### Excerpts from a dataset

______________________________

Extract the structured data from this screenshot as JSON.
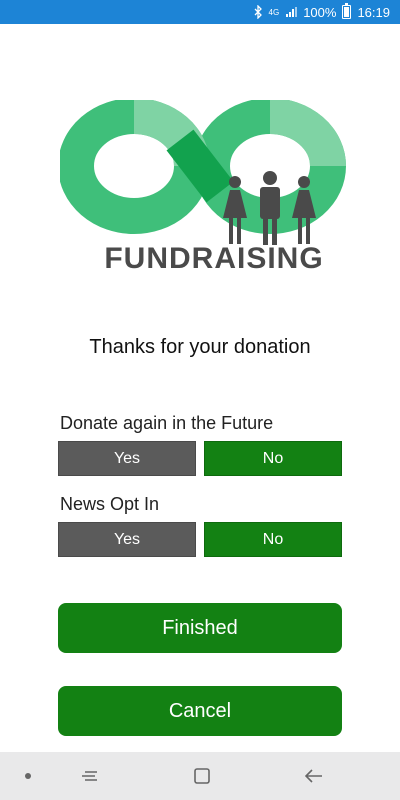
{
  "status_bar": {
    "network": "4G",
    "battery": "100%",
    "time": "16:19",
    "icons": [
      "bluetooth-icon",
      "signal-icon",
      "battery-icon"
    ]
  },
  "logo": {
    "text": "FUNDRAISING",
    "colors": {
      "green_light": "#7fd3a4",
      "green_mid": "#3fbf7a",
      "green_dark": "#12a24e",
      "people": "#4a4a4a"
    }
  },
  "header": {
    "title": "Thanks for your donation"
  },
  "questions": [
    {
      "label": "Donate again in the Future",
      "yes": "Yes",
      "no": "No"
    },
    {
      "label": "News Opt In",
      "yes": "Yes",
      "no": "No"
    }
  ],
  "actions": {
    "finished": "Finished",
    "cancel": "Cancel"
  },
  "colors": {
    "status_bar": "#1d84d6",
    "green": "#138113",
    "grey": "#5b5b5b",
    "nav_bar": "#e9e9ea"
  },
  "nav_bar": {
    "icons": [
      "dot-icon",
      "recent-apps-icon",
      "home-icon",
      "back-icon"
    ]
  }
}
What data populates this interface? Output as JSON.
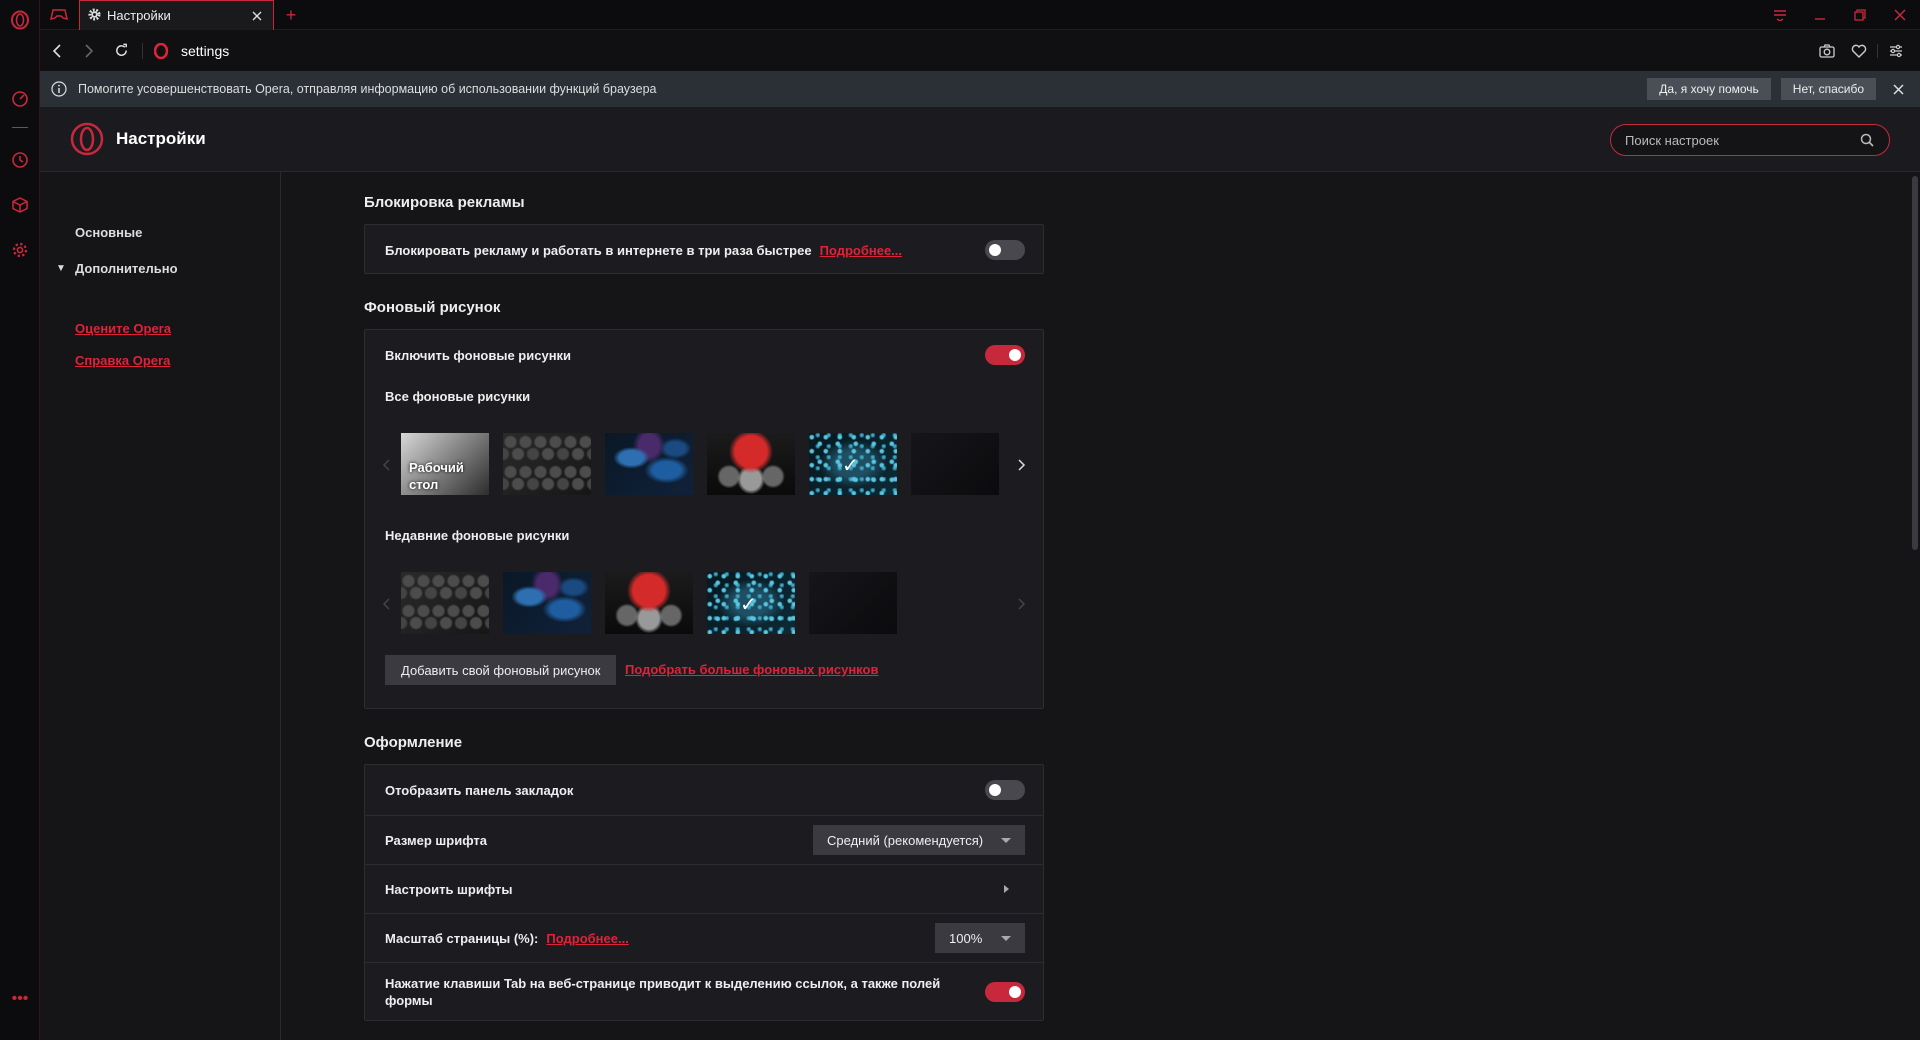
{
  "tabs": [
    {
      "title": "Настройки"
    }
  ],
  "addressbar": {
    "url": "settings"
  },
  "infobar": {
    "text": "Помогите усовершенствовать Opera, отправляя информацию об использовании функций браузера",
    "yes_label": "Да, я хочу помочь",
    "no_label": "Нет, спасибо"
  },
  "header": {
    "title": "Настройки",
    "search_placeholder": "Поиск настроек"
  },
  "leftnav": {
    "basic": "Основные",
    "advanced": "Дополнительно",
    "rate": "Оцените Opera",
    "help": "Справка Opera"
  },
  "adblock": {
    "title": "Блокировка рекламы",
    "row_label": "Блокировать рекламу и работать в интернете в три раза быстрее",
    "more_link": "Подробнее...",
    "enabled": false
  },
  "wallpaper": {
    "title": "Фоновый рисунок",
    "enable_label": "Включить фоновые рисунки",
    "enabled": true,
    "all_label": "Все фоновые рисунки",
    "recent_label": "Недавние фоновые рисунки",
    "all_items": [
      {
        "label": "Рабочий стол",
        "style": "desk",
        "selected": false
      },
      {
        "style": "leather",
        "selected": false
      },
      {
        "style": "leaves",
        "selected": false
      },
      {
        "style": "engine",
        "selected": false
      },
      {
        "style": "particles",
        "selected": true
      },
      {
        "style": "dark",
        "selected": false
      }
    ],
    "recent_items": [
      {
        "style": "leather",
        "selected": false
      },
      {
        "style": "leaves",
        "selected": false
      },
      {
        "style": "engine",
        "selected": false
      },
      {
        "style": "particles",
        "selected": true
      },
      {
        "style": "dark",
        "selected": false
      }
    ],
    "add_button": "Добавить свой фоновый рисунок",
    "more_link": "Подобрать больше фоновых рисунков"
  },
  "appearance": {
    "title": "Оформление",
    "bookmarks_label": "Отобразить панель закладок",
    "bookmarks_enabled": false,
    "font_size_label": "Размер шрифта",
    "font_size_value": "Средний (рекомендуется)",
    "fonts_label": "Настроить шрифты",
    "zoom_label": "Масштаб страницы (%):",
    "zoom_more": "Подробнее...",
    "zoom_value": "100%",
    "tab_highlight_label": "Нажатие клавиши Tab на веб-странице приводит к выделению ссылок, а также полей формы",
    "tab_highlight_enabled": true
  },
  "colors": {
    "accent": "#c8283c",
    "link": "#e0223a",
    "background": "#151518",
    "card": "#1c1c20"
  }
}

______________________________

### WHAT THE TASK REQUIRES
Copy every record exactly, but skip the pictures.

### OUTPUT FOR THIS TASK
Extract the structured data from this screenshot as JSON.
{
  "status_bar": {
    "network": "4G",
    "battery": "100%",
    "time": "16:19",
    "icons": [
      "bluetooth-icon",
      "signal-icon",
      "battery-icon"
    ]
  },
  "logo": {
    "text": "FUNDRAISING",
    "colors": {
      "green_light": "#7fd3a4",
      "green_mid": "#3fbf7a",
      "green_dark": "#12a24e",
      "people": "#4a4a4a"
    }
  },
  "header": {
    "title": "Thanks for your donation"
  },
  "questions": [
    {
      "label": "Donate again in the Future",
      "yes": "Yes",
      "no": "No"
    },
    {
      "label": "News Opt In",
      "yes": "Yes",
      "no": "No"
    }
  ],
  "actions": {
    "finished": "Finished",
    "cancel": "Cancel"
  },
  "colors": {
    "status_bar": "#1d84d6",
    "green": "#138113",
    "grey": "#5b5b5b",
    "nav_bar": "#e9e9ea"
  },
  "nav_bar": {
    "icons": [
      "dot-icon",
      "recent-apps-icon",
      "home-icon",
      "back-icon"
    ]
  }
}
What data populates this interface? Output as JSON.
{
  "tabs": [
    {
      "title": "Настройки"
    }
  ],
  "addressbar": {
    "url": "settings"
  },
  "infobar": {
    "text": "Помогите усовершенствовать Opera, отправляя информацию об использовании функций браузера",
    "yes_label": "Да, я хочу помочь",
    "no_label": "Нет, спасибо"
  },
  "header": {
    "title": "Настройки",
    "search_placeholder": "Поиск настроек"
  },
  "leftnav": {
    "basic": "Основные",
    "advanced": "Дополнительно",
    "rate": "Оцените Opera",
    "help": "Справка Opera"
  },
  "adblock": {
    "title": "Блокировка рекламы",
    "row_label": "Блокировать рекламу и работать в интернете в три раза быстрее",
    "more_link": "Подробнее...",
    "enabled": false
  },
  "wallpaper": {
    "title": "Фоновый рисунок",
    "enable_label": "Включить фоновые рисунки",
    "enabled": true,
    "all_label": "Все фоновые рисунки",
    "recent_label": "Недавние фоновые рисунки",
    "all_items": [
      {
        "label": "Рабочий стол",
        "style": "desk",
        "selected": false
      },
      {
        "style": "leather",
        "selected": false
      },
      {
        "style": "leaves",
        "selected": false
      },
      {
        "style": "engine",
        "selected": false
      },
      {
        "style": "particles",
        "selected": true
      },
      {
        "style": "dark",
        "selected": false
      }
    ],
    "recent_items": [
      {
        "style": "leather",
        "selected": false
      },
      {
        "style": "leaves",
        "selected": false
      },
      {
        "style": "engine",
        "selected": false
      },
      {
        "style": "particles",
        "selected": true
      },
      {
        "style": "dark",
        "selected": false
      }
    ],
    "add_button": "Добавить свой фоновый рисунок",
    "more_link": "Подобрать больше фоновых рисунков"
  },
  "appearance": {
    "title": "Оформление",
    "bookmarks_label": "Отобразить панель закладок",
    "bookmarks_enabled": false,
    "font_size_label": "Размер шрифта",
    "font_size_value": "Средний (рекомендуется)",
    "fonts_label": "Настроить шрифты",
    "zoom_label": "Масштаб страницы (%):",
    "zoom_more": "Подробнее...",
    "zoom_value": "100%",
    "tab_highlight_label": "Нажатие клавиши Tab на веб-странице приводит к выделению ссылок, а также полей формы",
    "tab_highlight_enabled": true
  },
  "colors": {
    "accent": "#c8283c",
    "link": "#e0223a",
    "background": "#151518",
    "card": "#1c1c20"
  }
}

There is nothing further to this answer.